On Snow Leopard, you would need to boot from an external OS to wipe the drive.
On Mountain Lion (or Lion), the system makes a recovery HD so you can self-wipe the Mac. This is a much, much faster and easier task, so I recommend you upgrade first and then do the wiping using a recovery boot and Disk Utility.
I personally would do these steps (and you could skip the first three steps if you wish since things are going to get erased later whether you clean up first or not):
- Make a new admin account on Snow Leopard - call it Apple or something generic and set it to be the account that logs into the Mac.
- Log out of all accounts and reboot
- Delete your account and let the system do a quick delete of the content
- Install Lion or Mountain Lion
- Install updates to the OS and then shut down the Mac
- Reboot into OS X Recovery - hold down Command-R during startup
- Use Disk Utility to do a seven pass erase or whatever level of wiping you prefer.
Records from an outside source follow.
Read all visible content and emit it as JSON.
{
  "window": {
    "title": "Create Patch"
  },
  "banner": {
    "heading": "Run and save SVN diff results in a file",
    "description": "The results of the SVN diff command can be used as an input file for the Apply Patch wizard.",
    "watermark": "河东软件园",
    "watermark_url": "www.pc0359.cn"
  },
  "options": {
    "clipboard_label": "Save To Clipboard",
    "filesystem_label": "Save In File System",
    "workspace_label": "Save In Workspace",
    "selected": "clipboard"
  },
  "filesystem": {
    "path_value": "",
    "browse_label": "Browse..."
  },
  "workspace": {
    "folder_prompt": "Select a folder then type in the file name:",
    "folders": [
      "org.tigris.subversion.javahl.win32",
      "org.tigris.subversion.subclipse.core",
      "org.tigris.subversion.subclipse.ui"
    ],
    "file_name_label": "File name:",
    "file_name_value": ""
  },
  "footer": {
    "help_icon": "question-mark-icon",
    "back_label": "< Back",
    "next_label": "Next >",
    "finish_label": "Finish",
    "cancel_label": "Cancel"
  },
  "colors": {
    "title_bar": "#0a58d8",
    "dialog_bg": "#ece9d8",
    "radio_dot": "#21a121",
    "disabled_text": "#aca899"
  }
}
- Quit Disk Utility to go back to the main Recovery menu
- Reinstall your OS on the cleanly wiped drive from the main menu
- Power off the Mac once the OS has been installed so that the buyer gets that "Welcome to the Mac" experience but no chance to recover your files or data
If I were doing erasing of a personal Mac, I would do a one pass zero and then enable FileVault on Mountain Lion. That would take the zeroes and then encrypt each block securely - so that no two blocks would be identical on the drive. If there were work data, I might repeat zeroing it and turning on a second File Vault pass or follow whatever policy work approves for disposal of confidential data. In reality, anyone that wants to recover data from a one pass write of zeroes needs to take the drive apart in a clean room and image it with some high priced tools, so scrambling things with FileVault seems like enough overkill to me.
Also, you might look here for answers and comments on selling a Mac with software that is licensed for download like Lion and Mountain Lion - most people ask the seller for an email and gift the purchase to them so that the buyer has a legitimate copy. My steps above won't keep your Apple ID on the Mac and the intaller self-deletes itself, so at worst, the seller could undelete that one file and recover the Apple ID email you used. To counter that, you could boot into recovery after the OS was installed and wipe the free space using Disk Utility.